IT WAS the World Cup final that had everything.
Six goals, a goalkeeper howler, own goal, video referee controversy, the emergence of a new star … and even some pitch invaders.
France has won its second World Cup after the 4-2 win against Croatia this morning, adding to the title won on home soil in 1998.
The game was the perfect end to the World Cup that has produced some scintillating football over the past month.
France led 2-1 at halftime after a Mario Mandzukic own goal and an Antoine Griezmann VAR penalty on Sunday, with Ivan Perisic briefly bringing first-time finalists Croatia level.
Quickfire strikes by Paul Pogba and Kylian Mbappe midway through the second half put France on course for the title but Mandzukic was gifted a goal by French keeper Hugo Lloris to set up a nervous last 20 minutes.
Here are the reasons why the final will be remembered as a classic.
GOALS, GOALS AND MORE GOALS
Goals are hard to come by in World Cup finals. There had been just six goals in the past four World Cup finals.
But in Moscow that all went out the window.
France has been tough to breakdown when in front, so Mandzukic’s own goal could have led to a dour affair.
Instead a wonderful goal from Perisic and then a controversial penalty to Griezmann opened the game up before halftime.
It was the first World Cup final to feature six goals since England beat West Germany 4-2 in 1966 (but that was after extra time).
You have to go back to 1958 when Brazil beat Sweden 5-2 for a final with more goals in just 90 minutes.
VAR REARS ITS UGLY HEAD AGAIN
With Croatia back in the game at 1-all in the first half, France was awarded a penalty after goalscorer Perisic was found to have handballed from a Griezmann corner.
There was no doubt the ball touched his hand, but debate still raged as to whether it was a deliberate handball.
And if the referee waving play on to start with was a fair and obvious error — which is when the Video Assistant Referee is meant to get involved.
SBS commentator Martin Tyler said: “You would say it is the kind of penalty decision that would not have been given before VAR and whether that’s what we have to get used to now, well, maybe many of you think that’s the right way.”
But other former players and commentators were not convinced it was the right call.
Football journalist Daniel Storey said the introduction of the Video Assistant Referee meant that the handball rule needed to be changed.
“I think I’ve said this 100 times to increasingly bored friends during this World Cup, but watching football in slow-motion distorts everything,” Storey tweeted.
“VAR has altered the rules on handballs without the wording being changed.”
What is a classic game without a goalkeeping howler?
France captain Hugo Lloris probably won’t want to see this again, as his error handed Mandzukic an easy goal to give Croatia a chance at 4-2.
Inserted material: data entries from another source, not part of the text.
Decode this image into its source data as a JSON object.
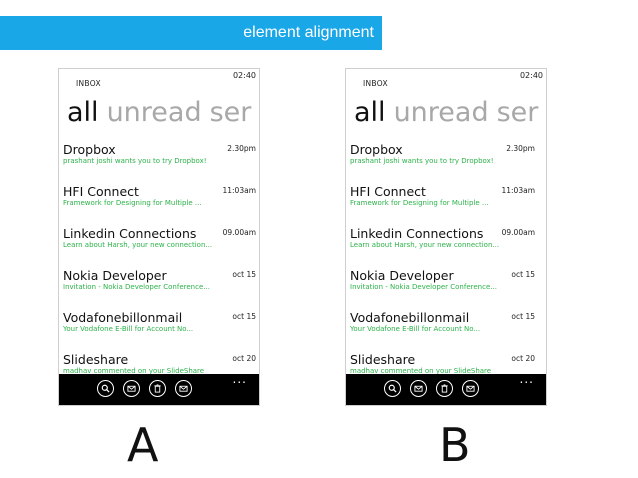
{
  "banner": {
    "title": "element alignment",
    "color": "#1aa7e8"
  },
  "phones": [
    {
      "clock": "02:40",
      "app_title": "INBOX",
      "pivots": [
        "all",
        "unread",
        "ser"
      ],
      "emails": [
        {
          "sender": "Dropbox",
          "preview": "prashant joshi wants you to try Dropbox!",
          "time": "2.30pm"
        },
        {
          "sender": "HFI Connect",
          "preview": "Framework for Designing for Multiple ...",
          "time": "11:03am"
        },
        {
          "sender": "Linkedin Connections",
          "preview": "Learn about Harsh, your new connection...",
          "time": "09.00am"
        },
        {
          "sender": "Nokia Developer",
          "preview": "Invitation - Nokia Developer Conference...",
          "time": "oct 15"
        },
        {
          "sender": "Vodafonebillonmail",
          "preview": "Your Vodafone E-Bill for Account No...",
          "time": "oct 15"
        },
        {
          "sender": "Slideshare",
          "preview": "madhav commented on your SlideShare",
          "time": "oct 20"
        }
      ],
      "appbar_icons": [
        "search-icon",
        "mail-icon",
        "delete-icon",
        "compose-icon"
      ],
      "more": "...",
      "label": "A"
    },
    {
      "clock": "02:40",
      "app_title": "INBOX",
      "pivots": [
        "all",
        "unread",
        "ser"
      ],
      "emails": [
        {
          "sender": "Dropbox",
          "preview": "prashant joshi wants you to try Dropbox!",
          "time": "2.30pm"
        },
        {
          "sender": "HFI Connect",
          "preview": "Framework for Designing for Multiple ...",
          "time": "11:03am"
        },
        {
          "sender": "Linkedin Connections",
          "preview": "Learn about Harsh, your new connection...",
          "time": "09.00am"
        },
        {
          "sender": "Nokia Developer",
          "preview": "Invitation - Nokia Developer Conference...",
          "time": "oct 15"
        },
        {
          "sender": "Vodafonebillonmail",
          "preview": "Your Vodafone E-Bill for Account No...",
          "time": "oct 15"
        },
        {
          "sender": "Slideshare",
          "preview": "madhav commented on your SlideShare",
          "time": "oct 20"
        }
      ],
      "appbar_icons": [
        "search-icon",
        "mail-icon",
        "delete-icon",
        "compose-icon"
      ],
      "more": "...",
      "label": "B"
    }
  ],
  "colors": {
    "preview_text": "#2cb34a",
    "pivot_inactive": "#a8a8a8",
    "appbar": "#000000"
  }
}
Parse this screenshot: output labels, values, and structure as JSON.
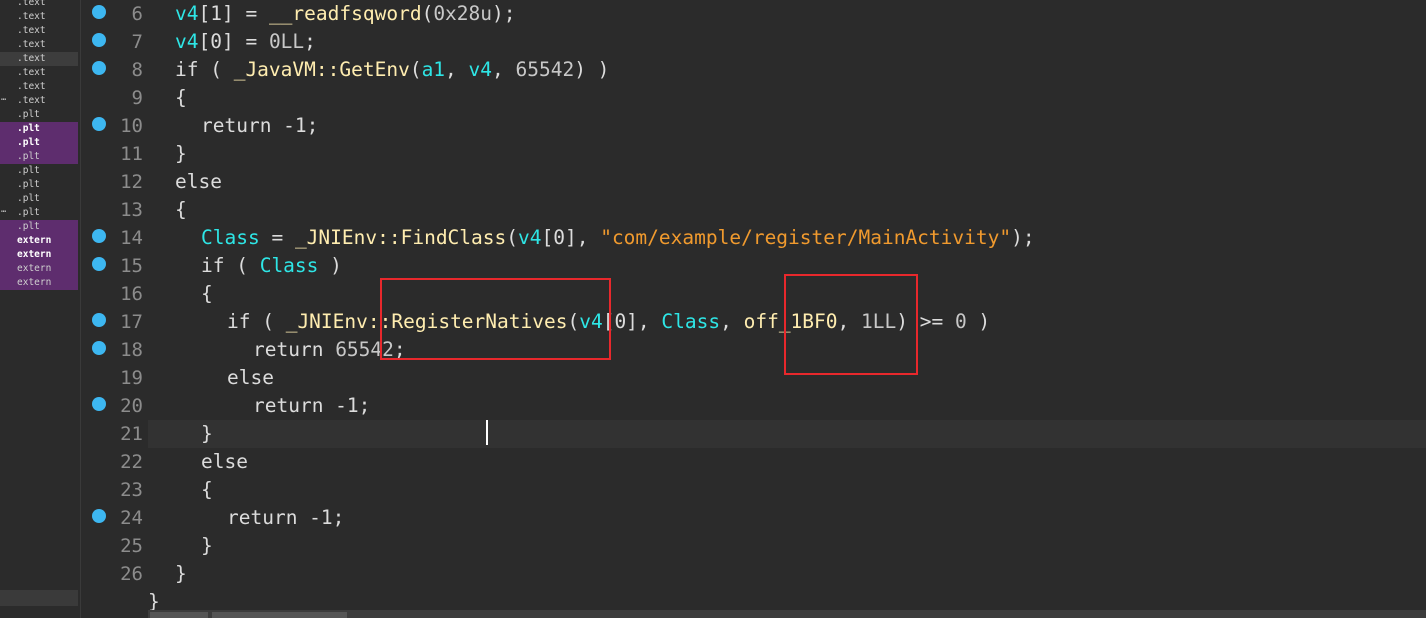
{
  "segments": [
    {
      "label": ".text",
      "style": "normal",
      "mark": ""
    },
    {
      "label": ".text",
      "style": "normal",
      "mark": ""
    },
    {
      "label": ".text",
      "style": "normal",
      "mark": ""
    },
    {
      "label": ".text",
      "style": "normal",
      "mark": ""
    },
    {
      "label": ".text",
      "style": "selected",
      "mark": ""
    },
    {
      "label": ".text",
      "style": "normal",
      "mark": ""
    },
    {
      "label": ".text",
      "style": "normal",
      "mark": ""
    },
    {
      "label": ".text",
      "style": "normal",
      "mark": "⋯"
    },
    {
      "label": ".plt",
      "style": "normal",
      "mark": ""
    },
    {
      "label": ".plt",
      "style": "highlight-bold",
      "mark": ""
    },
    {
      "label": ".plt",
      "style": "highlight-bold",
      "mark": ""
    },
    {
      "label": ".plt",
      "style": "highlight",
      "mark": ""
    },
    {
      "label": ".plt",
      "style": "normal",
      "mark": ""
    },
    {
      "label": ".plt",
      "style": "normal",
      "mark": ""
    },
    {
      "label": ".plt",
      "style": "normal",
      "mark": ""
    },
    {
      "label": ".plt",
      "style": "normal",
      "mark": "⋯"
    },
    {
      "label": ".plt",
      "style": "highlight",
      "mark": ""
    },
    {
      "label": "extern",
      "style": "highlight-bold",
      "mark": ""
    },
    {
      "label": "extern",
      "style": "highlight-bold",
      "mark": ""
    },
    {
      "label": "extern",
      "style": "highlight",
      "mark": ""
    },
    {
      "label": "extern",
      "style": "highlight",
      "mark": ""
    }
  ],
  "code_lines": [
    {
      "num": "6",
      "bp": true,
      "indent": 1,
      "tokens": [
        [
          "v4",
          "var"
        ],
        [
          "[1] = ",
          "op"
        ],
        [
          "__readfsqword",
          "fn"
        ],
        [
          "(",
          "op"
        ],
        [
          "0x28u",
          "num"
        ],
        [
          ");",
          "op"
        ]
      ]
    },
    {
      "num": "7",
      "bp": true,
      "indent": 1,
      "tokens": [
        [
          "v4",
          "var"
        ],
        [
          "[0] = ",
          "op"
        ],
        [
          "0LL",
          "num"
        ],
        [
          ";",
          "op"
        ]
      ]
    },
    {
      "num": "8",
      "bp": true,
      "indent": 1,
      "tokens": [
        [
          "if ( ",
          "op"
        ],
        [
          "_JavaVM::GetEnv",
          "fn"
        ],
        [
          "(",
          "op"
        ],
        [
          "a1",
          "var"
        ],
        [
          ", ",
          "op"
        ],
        [
          "v4",
          "var"
        ],
        [
          ", ",
          "op"
        ],
        [
          "65542",
          "num"
        ],
        [
          ") )",
          "op"
        ]
      ]
    },
    {
      "num": "9",
      "bp": false,
      "indent": 1,
      "tokens": [
        [
          "{",
          "op"
        ]
      ]
    },
    {
      "num": "10",
      "bp": true,
      "indent": 2,
      "tokens": [
        [
          "return -1;",
          "op"
        ]
      ]
    },
    {
      "num": "11",
      "bp": false,
      "indent": 1,
      "tokens": [
        [
          "}",
          "op"
        ]
      ]
    },
    {
      "num": "12",
      "bp": false,
      "indent": 1,
      "tokens": [
        [
          "else",
          "op"
        ]
      ]
    },
    {
      "num": "13",
      "bp": false,
      "indent": 1,
      "tokens": [
        [
          "{",
          "op"
        ]
      ]
    },
    {
      "num": "14",
      "bp": true,
      "indent": 2,
      "tokens": [
        [
          "Class",
          "var"
        ],
        [
          " = ",
          "op"
        ],
        [
          "_JNIEnv::FindClass",
          "fn"
        ],
        [
          "(",
          "op"
        ],
        [
          "v4",
          "var"
        ],
        [
          "[0], ",
          "op"
        ],
        [
          "\"com/example/register/MainActivity\"",
          "str"
        ],
        [
          ");",
          "op"
        ]
      ]
    },
    {
      "num": "15",
      "bp": true,
      "indent": 2,
      "tokens": [
        [
          "if ( ",
          "op"
        ],
        [
          "Class",
          "var"
        ],
        [
          " )",
          "op"
        ]
      ]
    },
    {
      "num": "16",
      "bp": false,
      "indent": 2,
      "tokens": [
        [
          "{",
          "op"
        ]
      ]
    },
    {
      "num": "17",
      "bp": true,
      "indent": 3,
      "tokens": [
        [
          "if ( ",
          "op"
        ],
        [
          "_JNIEnv::RegisterNatives",
          "fn"
        ],
        [
          "(",
          "op"
        ],
        [
          "v4",
          "var"
        ],
        [
          "[0], ",
          "op"
        ],
        [
          "Class",
          "var"
        ],
        [
          ", ",
          "op"
        ],
        [
          "off_1BF0",
          "data"
        ],
        [
          ", ",
          "op"
        ],
        [
          "1LL",
          "num"
        ],
        [
          ") >= ",
          "op"
        ],
        [
          "0",
          "num"
        ],
        [
          " )",
          "op"
        ]
      ]
    },
    {
      "num": "18",
      "bp": true,
      "indent": 4,
      "tokens": [
        [
          "return ",
          "op"
        ],
        [
          "65542",
          "num"
        ],
        [
          ";",
          "op"
        ]
      ]
    },
    {
      "num": "19",
      "bp": false,
      "indent": 3,
      "tokens": [
        [
          "else",
          "op"
        ]
      ]
    },
    {
      "num": "20",
      "bp": true,
      "indent": 4,
      "tokens": [
        [
          "return -1;",
          "op"
        ]
      ]
    },
    {
      "num": "21",
      "bp": false,
      "indent": 2,
      "current": true,
      "tokens": [
        [
          "}",
          "op"
        ]
      ]
    },
    {
      "num": "22",
      "bp": false,
      "indent": 2,
      "tokens": [
        [
          "else",
          "op"
        ]
      ]
    },
    {
      "num": "23",
      "bp": false,
      "indent": 2,
      "tokens": [
        [
          "{",
          "op"
        ]
      ]
    },
    {
      "num": "24",
      "bp": true,
      "indent": 3,
      "tokens": [
        [
          "return -1;",
          "op"
        ]
      ]
    },
    {
      "num": "25",
      "bp": false,
      "indent": 2,
      "tokens": [
        [
          "}",
          "op"
        ]
      ]
    },
    {
      "num": "26",
      "bp": false,
      "indent": 1,
      "tokens": [
        [
          "}",
          "op"
        ]
      ]
    },
    {
      "num": "",
      "bp": false,
      "indent": 0,
      "tokens": [
        [
          "}",
          "op"
        ]
      ]
    }
  ],
  "colors": {
    "background": "#2b2b2b",
    "breakpoint": "#3db7f1",
    "function": "#ffedb0",
    "variable": "#2ee6e6",
    "string": "#f09a2e",
    "highlight_box": "#e8282c",
    "segment_highlight": "#5e2d6e"
  }
}
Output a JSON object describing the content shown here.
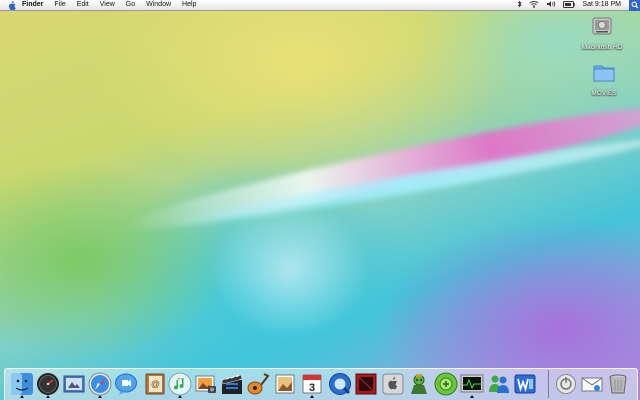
{
  "menubar": {
    "apple_icon": "apple-icon",
    "app_name": "Finder",
    "menus": [
      "File",
      "Edit",
      "View",
      "Go",
      "Window",
      "Help"
    ],
    "status_icons": [
      "bluetooth-icon",
      "wifi-icon",
      "volume-icon",
      "battery-icon"
    ],
    "clock": "Sat 9:18 PM",
    "spotlight_icon": "spotlight-icon"
  },
  "desktop_icons": [
    {
      "label": "Macintosh HD",
      "icon": "hard-drive-icon"
    },
    {
      "label": "MOVIES",
      "icon": "folder-icon"
    }
  ],
  "dock": {
    "apps": [
      {
        "name": "Finder",
        "icon": "finder-icon",
        "running": true
      },
      {
        "name": "Dashboard",
        "icon": "dashboard-icon",
        "running": true
      },
      {
        "name": "Mail",
        "icon": "mail-icon",
        "running": false
      },
      {
        "name": "Safari",
        "icon": "safari-icon",
        "running": true
      },
      {
        "name": "iChat",
        "icon": "ichat-icon",
        "running": false
      },
      {
        "name": "Address Book",
        "icon": "address-book-icon",
        "running": false
      },
      {
        "name": "iTunes",
        "icon": "itunes-icon",
        "running": true
      },
      {
        "name": "iPhoto",
        "icon": "iphoto-icon",
        "running": false
      },
      {
        "name": "iMovie",
        "icon": "imovie-icon",
        "running": false
      },
      {
        "name": "GarageBand",
        "icon": "garageband-icon",
        "running": false
      },
      {
        "name": "Preview",
        "icon": "preview-icon",
        "running": false
      },
      {
        "name": "iCal",
        "icon": "ical-icon",
        "running": true
      },
      {
        "name": "QuickTime Player",
        "icon": "quicktime-icon",
        "running": false
      },
      {
        "name": "Photo Booth",
        "icon": "photo-booth-icon",
        "running": false
      },
      {
        "name": "System Preferences",
        "icon": "system-preferences-icon",
        "running": false
      },
      {
        "name": "Game",
        "icon": "game-icon",
        "running": false
      },
      {
        "name": "Xcode",
        "icon": "green-app-icon",
        "running": false
      },
      {
        "name": "Activity Monitor",
        "icon": "activity-monitor-icon",
        "running": true
      },
      {
        "name": "MSN Messenger",
        "icon": "messenger-icon",
        "running": false
      },
      {
        "name": "Microsoft Word",
        "icon": "word-icon",
        "running": false
      }
    ],
    "right": [
      {
        "name": "Downloads",
        "icon": "downloads-stack-icon"
      },
      {
        "name": "Mail Stack",
        "icon": "envelope-stack-icon"
      },
      {
        "name": "Trash",
        "icon": "trash-icon"
      }
    ],
    "dock_calendar_day": "3"
  }
}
A simple back-pass found its way to the shot-stopper and he trapped it, then looked to change his mind at the last second about what he wanted to do. Rather than clear the ball, he tried to poke it with the outside of his left foot only for the ball to hit Mandzukic’s boot and rebound past him for a 4-2 scoreline.
A NEW STAR EMERGES
Kylian Mbappe and France put on a thrilling show in winning the World Cup title.
The 19-year-old Mbappe became only the second teenager after Pele to score in a World Cup final, helping France beat Croatia 4-2 on Monday morning.
Mbappe put in a star performance in France’s 4-3 second round win against Argentina, but against Croatia he produced it in the final.
And he has already achieved something that Cristiano Ronaldo and Lionel Messi have not — a World Cup victory.
Speaking on SBS after the game, former Socceroo David Zdrilic the challenge was not for Mbappe to kick-on in his career.
“Quite often you see players who stand out at World Cups and don’t go on and then produce that same level for their clubs,” Zdrilic said.
“You are talking about Messi and Ronaldo. They are like absolute freaks. And to have them both in the same era is just incredible”
AND THE PITCH INVADERS
The final was briefly interrupted when three intruders ran onto the pitch before they were hauled off by stewards.
The Pussy Riot punk band, whose members were jailed for staging a protest against Russian President Vladimir Putin in a church, said on social media that they were responsible for the pitch invasion.
Olga Kurachyova, a member of Pussy Riot, told Reuters by telephone she was one of the people who had invaded the pitch. She said she was being detained at a Moscow police station.
In the second half of the match, three people wearing white shirts and black trousers ran out onto the pitch from the area behind the French goal.
A fourth person tried to run onto the pitch but was tackled on the sidelines.
Croatia defender Dejan Lovren was having none of it and helped drag one of the protesters off the pitch.
– With wires